There are still several issues with his 10/25/08 morning column. These issues will be addressed here, as Mr. Harding's email excludes anyone who is not a paying subscriber of his newsletter. That alone is interesting, as many famous people such as Phil Zimmermann, Helen Thomas, Alexander Cockburn, Dr. Michael Hudson and others will respond directly to email inquiries. Joe Kernan, CNBC Squawkbox, will respond while he is actually working a show.
Mr. Harding's point is elusive as, the headlines he uses as examples of a worsening situation over the weekend were merely the headlines that were too late for yesterday's price drop. That may suggest that he has not advised his newsletter reader to buy into the market yet. I don't know about the particular deadlines of the publications he refers to, but I know it was too late yesterday morning to have headline on a story that wasn't even material until 8:00 AM yesterday.
Therefore the headlines of today's paper are characterizing yesterday's situation, not some extension of the problems. Global markets aren't open until open until tomorrow night, US time.
Yesterday:Followed later in the column by...
Markets around the world continued to spiral down a dark hole. It's an ugly day that can end with the Dow down 312 points, 3.6%, and still be greeted with relief that it wasn't much worse.
It will be interesting to see how Asian markets perform tomorrow night. Perhaps that the U.S. market did not totally collapse yesterday will provide some encouragement.
It's difficult to say if Mr. Hardng considers the overseas markets as leading or lagging the US market. He reports that previous overseas results affected yesterday's US market, but then turns around later in his column and speculates whether yesterday's US market will affect tomorrow night's overseas market. It would certainly by representative of a dog chasing its tail if a failed overseas market affected a US market, which affected the next overseas market.
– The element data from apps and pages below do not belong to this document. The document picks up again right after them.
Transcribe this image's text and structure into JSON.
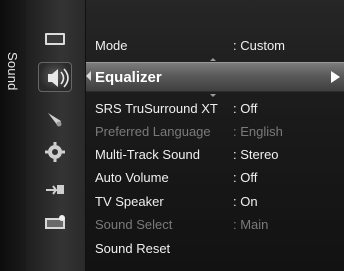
{
  "sidebar": {
    "category_label": "Sound"
  },
  "icons": [
    {
      "name": "picture-icon",
      "active": false
    },
    {
      "name": "sound-icon",
      "active": true
    },
    {
      "name": "channel-icon",
      "active": false
    },
    {
      "name": "setup-icon",
      "active": false
    },
    {
      "name": "input-icon",
      "active": false
    },
    {
      "name": "application-icon",
      "active": false
    }
  ],
  "menu": {
    "mode": {
      "label": "Mode",
      "value": ": Custom"
    },
    "equalizer": {
      "label": "Equalizer"
    },
    "srs": {
      "label": "SRS TruSurround XT",
      "value": ": Off"
    },
    "preferred_language": {
      "label": "Preferred Language",
      "value": ": English"
    },
    "multi_track": {
      "label": "Multi-Track Sound",
      "value": ": Stereo"
    },
    "auto_volume": {
      "label": "Auto Volume",
      "value": ": Off"
    },
    "tv_speaker": {
      "label": "TV Speaker",
      "value": ": On"
    },
    "sound_select": {
      "label": "Sound Select",
      "value": ": Main"
    },
    "sound_reset": {
      "label": "Sound Reset"
    }
  }
}
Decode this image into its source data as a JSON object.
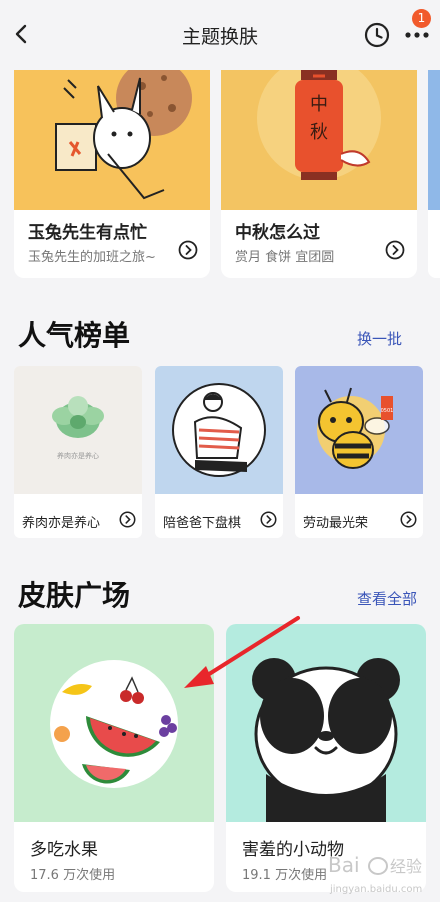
{
  "header": {
    "title": "主题换肤",
    "badge_count": "1"
  },
  "top_cards": [
    {
      "name": "玉兔先生有点忙",
      "sub": "玉兔先生的加班之旅~"
    },
    {
      "name": "中秋怎么过",
      "sub": "赏月 食饼 宜团圆",
      "art_text_1": "中",
      "art_text_2": "秋"
    }
  ],
  "popular": {
    "title": "人气榜单",
    "action": "换一批",
    "items": [
      {
        "name": "养肉亦是养心",
        "art_caption": "养肉亦是养心"
      },
      {
        "name": "陪爸爸下盘棋"
      },
      {
        "name": "劳动最光荣",
        "art_tag": "0501"
      }
    ]
  },
  "plaza": {
    "title": "皮肤广场",
    "action": "查看全部",
    "items": [
      {
        "name": "多吃水果",
        "usage": "17.6 万次使用"
      },
      {
        "name": "害羞的小动物",
        "usage": "19.1 万次使用"
      }
    ]
  },
  "watermark": {
    "line1": "Bai",
    "line2": "经验",
    "line3": "jingyan.baidu.com"
  },
  "colors": {
    "link": "#3a55b8",
    "badge": "#f15a2c",
    "arrow": "#e8262b"
  }
}
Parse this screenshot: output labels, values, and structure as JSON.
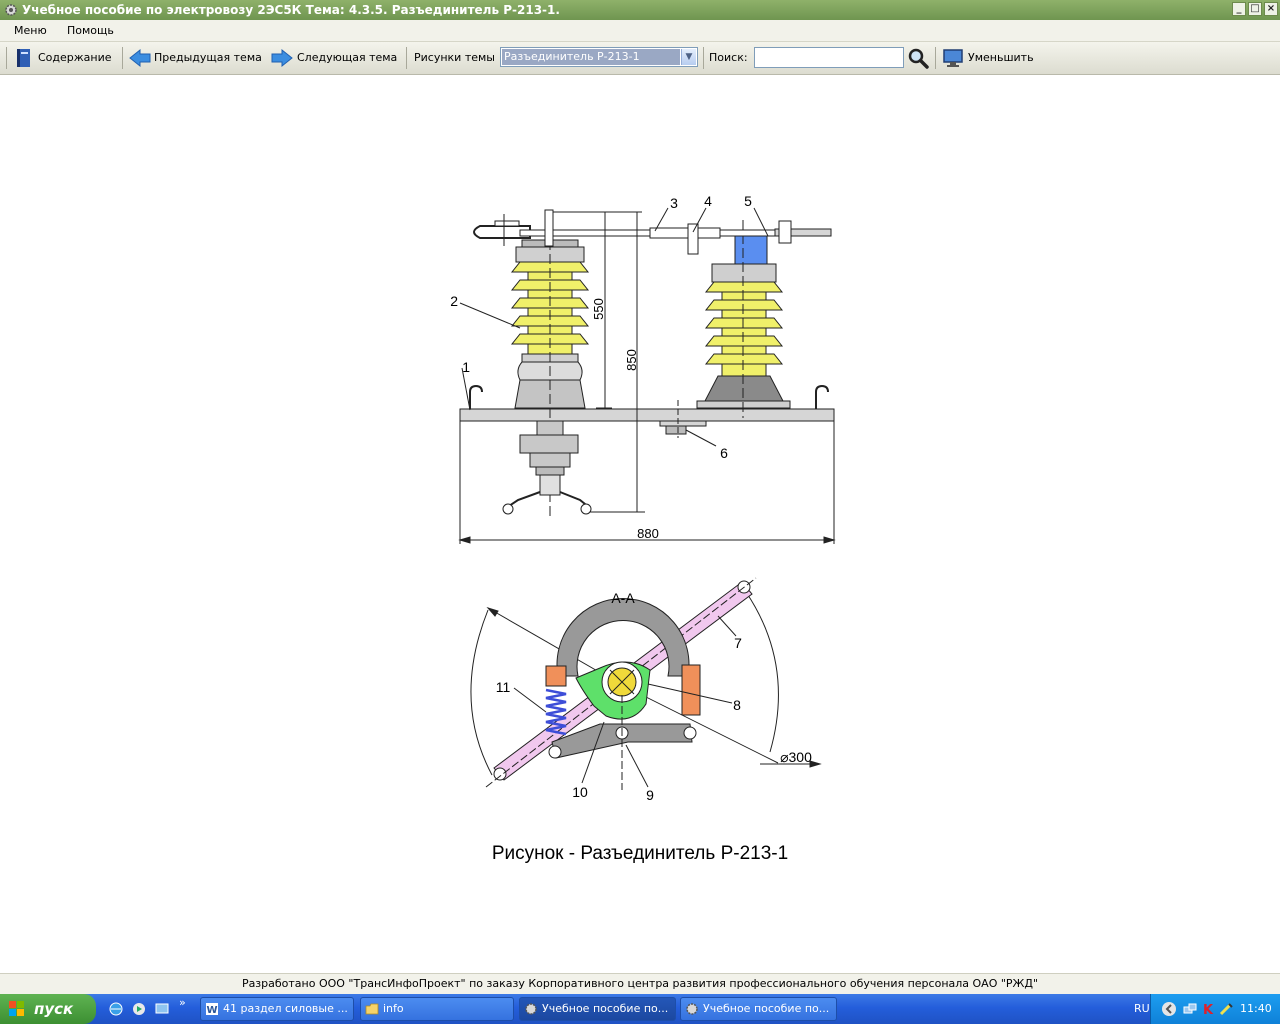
{
  "window": {
    "title": "Учебное пособие по электровозу 2ЭС5К Тема: 4.3.5. Разъединитель Р-213-1."
  },
  "menu": {
    "items": [
      "Меню",
      "Помощь"
    ]
  },
  "toolbar": {
    "contents_label": "Содержание",
    "prev_label": "Предыдущая тема",
    "next_label": "Следующая тема",
    "figures_label": "Рисунки темы",
    "figures_selected": "Разъединитель Р-213-1",
    "search_label": "Поиск:",
    "search_value": "",
    "reduce_label": "Уменьшить"
  },
  "figure": {
    "caption": "Рисунок - Разъединитель Р-213-1",
    "labels": {
      "n1": "1",
      "n2": "2",
      "n3": "3",
      "n4": "4",
      "n5": "5",
      "n6": "6",
      "n7": "7",
      "n8": "8",
      "n9": "9",
      "n10": "10",
      "n11": "11",
      "section": "А-А",
      "dim_550": "550",
      "dim_850": "850",
      "dim_880": "880",
      "dim_300": "⌀300"
    },
    "colors": {
      "insulator": "#f0f06a",
      "contact_block": "#5a8ef0",
      "rod": "#f1c8ee",
      "cam": "#5ee06a",
      "spring": "#3d4ed8",
      "bushing": "#f0905a",
      "shaft": "#f0d93a"
    }
  },
  "footer": {
    "text": "Разработано ООО \"ТрансИнфоПроект\" по заказу Корпоративного центра развития профессионального обучения персонала ОАО \"РЖД\""
  },
  "taskbar": {
    "start_label": "пуск",
    "tasks": [
      "41 раздел силовые ...",
      "info",
      "Учебное пособие по...",
      "Учебное пособие по..."
    ],
    "language": "RU",
    "clock": "11:40"
  }
}
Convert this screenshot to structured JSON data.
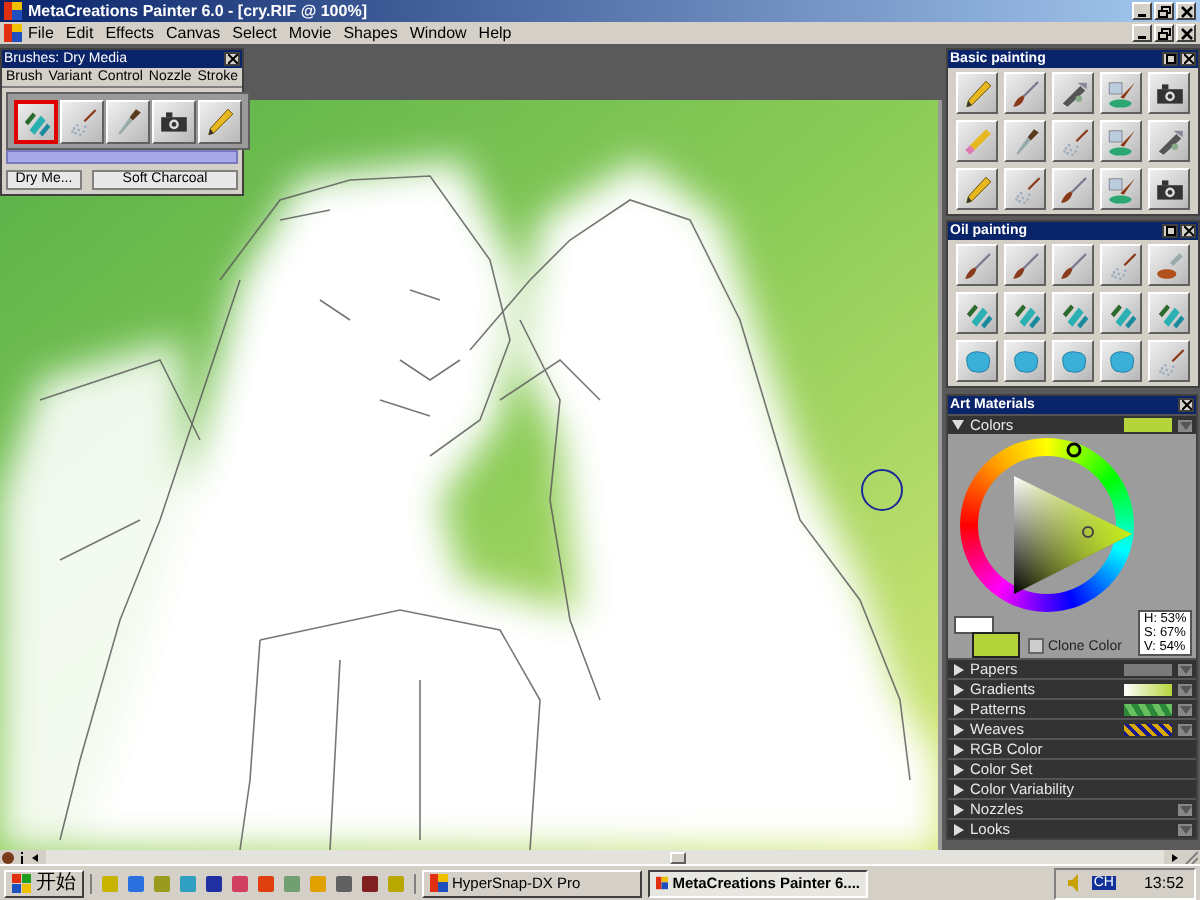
{
  "window": {
    "title": "MetaCreations Painter 6.0 - [cry.RIF @ 100%]"
  },
  "menu_bar": [
    "File",
    "Edit",
    "Effects",
    "Canvas",
    "Select",
    "Movie",
    "Shapes",
    "Window",
    "Help"
  ],
  "brushes_palette": {
    "title": "Brushes: Dry Media",
    "menus": [
      "Brush",
      "Variant",
      "Control",
      "Nozzle",
      "Stroke"
    ],
    "tools": [
      {
        "kind": "chalk",
        "selected": true
      },
      {
        "kind": "spray",
        "selected": false
      },
      {
        "kind": "knife",
        "selected": false
      },
      {
        "kind": "stamp",
        "selected": false
      },
      {
        "kind": "pencil",
        "selected": false
      }
    ],
    "category": "Dry Me...",
    "variant": "Soft Charcoal"
  },
  "palettes": [
    {
      "title": "Basic painting",
      "tools": [
        {
          "kind": "pencil"
        },
        {
          "kind": "brush"
        },
        {
          "kind": "airbrush"
        },
        {
          "kind": "water"
        },
        {
          "kind": "stamp"
        },
        {
          "kind": "eraser"
        },
        {
          "kind": "knife"
        },
        {
          "kind": "spray"
        },
        {
          "kind": "water"
        },
        {
          "kind": "airbrush"
        },
        {
          "kind": "pencil"
        },
        {
          "kind": "spray"
        },
        {
          "kind": "brush"
        },
        {
          "kind": "water"
        },
        {
          "kind": "stamp"
        }
      ]
    },
    {
      "title": "Oil painting",
      "tools": [
        {
          "kind": "brush"
        },
        {
          "kind": "brush"
        },
        {
          "kind": "brush"
        },
        {
          "kind": "spray"
        },
        {
          "kind": "liquid"
        },
        {
          "kind": "chalk"
        },
        {
          "kind": "chalk"
        },
        {
          "kind": "chalk"
        },
        {
          "kind": "chalk"
        },
        {
          "kind": "chalk"
        },
        {
          "kind": "sponge"
        },
        {
          "kind": "sponge"
        },
        {
          "kind": "sponge"
        },
        {
          "kind": "sponge"
        },
        {
          "kind": "spray"
        }
      ]
    }
  ],
  "art_materials": {
    "title": "Art Materials",
    "colors": {
      "label": "Colors",
      "expanded": true,
      "swatches": [
        {
          "kind": "primary",
          "color": "#b5d43c"
        },
        {
          "kind": "secondary",
          "color": "#ffffff"
        }
      ],
      "hsv": [
        "H: 53%",
        "S: 67%",
        "V: 54%"
      ],
      "clone_color": {
        "label": "Clone Color",
        "checked": false
      }
    },
    "sections": [
      {
        "label": "Papers",
        "expanded": false,
        "kind": "paper",
        "menu_button": true
      },
      {
        "label": "Gradients",
        "expanded": false,
        "kind": "gradient",
        "menu_button": true
      },
      {
        "label": "Patterns",
        "expanded": false,
        "kind": "pattern",
        "menu_button": true
      },
      {
        "label": "Weaves",
        "expanded": false,
        "kind": "weave",
        "menu_button": true
      },
      {
        "label": "RGB Color",
        "expanded": false,
        "kind": "plain",
        "menu_button": false
      },
      {
        "label": "Color Set",
        "expanded": false,
        "kind": "plain",
        "menu_button": false
      },
      {
        "label": "Color Variability",
        "expanded": false,
        "kind": "plain",
        "menu_button": false
      },
      {
        "label": "Nozzles",
        "expanded": false,
        "kind": "plain",
        "menu_button": true
      },
      {
        "label": "Looks",
        "expanded": false,
        "kind": "plain",
        "menu_button": true
      }
    ]
  },
  "taskbar": {
    "start": "开始",
    "quick_launch": [
      {
        "color": "#c8b400"
      },
      {
        "color": "#2a6ee0"
      },
      {
        "color": "#9a9a20"
      },
      {
        "color": "#30a0c0"
      },
      {
        "color": "#2030a0"
      },
      {
        "color": "#d04060"
      },
      {
        "color": "#e04010"
      },
      {
        "color": "#70a070"
      },
      {
        "color": "#e0a000"
      },
      {
        "color": "#606060"
      },
      {
        "color": "#802020"
      },
      {
        "color": "#b8a800"
      }
    ],
    "tasks": [
      {
        "label": "HyperSnap-DX Pro",
        "selected": false
      },
      {
        "label": "MetaCreations Painter 6....",
        "selected": true
      }
    ],
    "language": "CH",
    "time": "13:52"
  }
}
Another oddity of Mr. Harding's article is the mention of some conspiracy to manipulate the US stock market. Mr. Paulson and Mr. Bernanke have never been shy about when they are forcing the market upwards. In that case, some government report comes in surprisingly favorable to the stock market or some major plan to counter the credit crisis is made near an expiration period or at a sensitive time.
They just banned shorts for several days. The US government isn't likely shy about taking action now. They may attempt to affect the markets next week, as any additional routs, such as Mr. Harding seems to expect, may spiral the entire world economy into the land of the lost. It could simply be, that a 45% dive is oversold for the moment. There is also a natural tendency to end all pain quickly, but that likely will not be the case. There was a story on CNBC yesterday about Pimco calling on all hedge funds who were selling to just sell and get it over with, but that's not the reality of markets.
Some investors don't appear to understand the risks this time around. Nothing says the US stock market has to recover after speculators beat it down to what they consider a level which will yield a harsh rally and fast profits. There is such a thing as a run on stock market brokers. It took years to get into a financial mess of world class proportions and it will take years for it to unwind. Actually, if the government and banks were colluding to prevent a disastrous collapse of the stock market, one possibly past hope of recovery, I don't know if I would be pounding the table against their intrusion on a free market. That "free market" has almost strangled the life out of the world.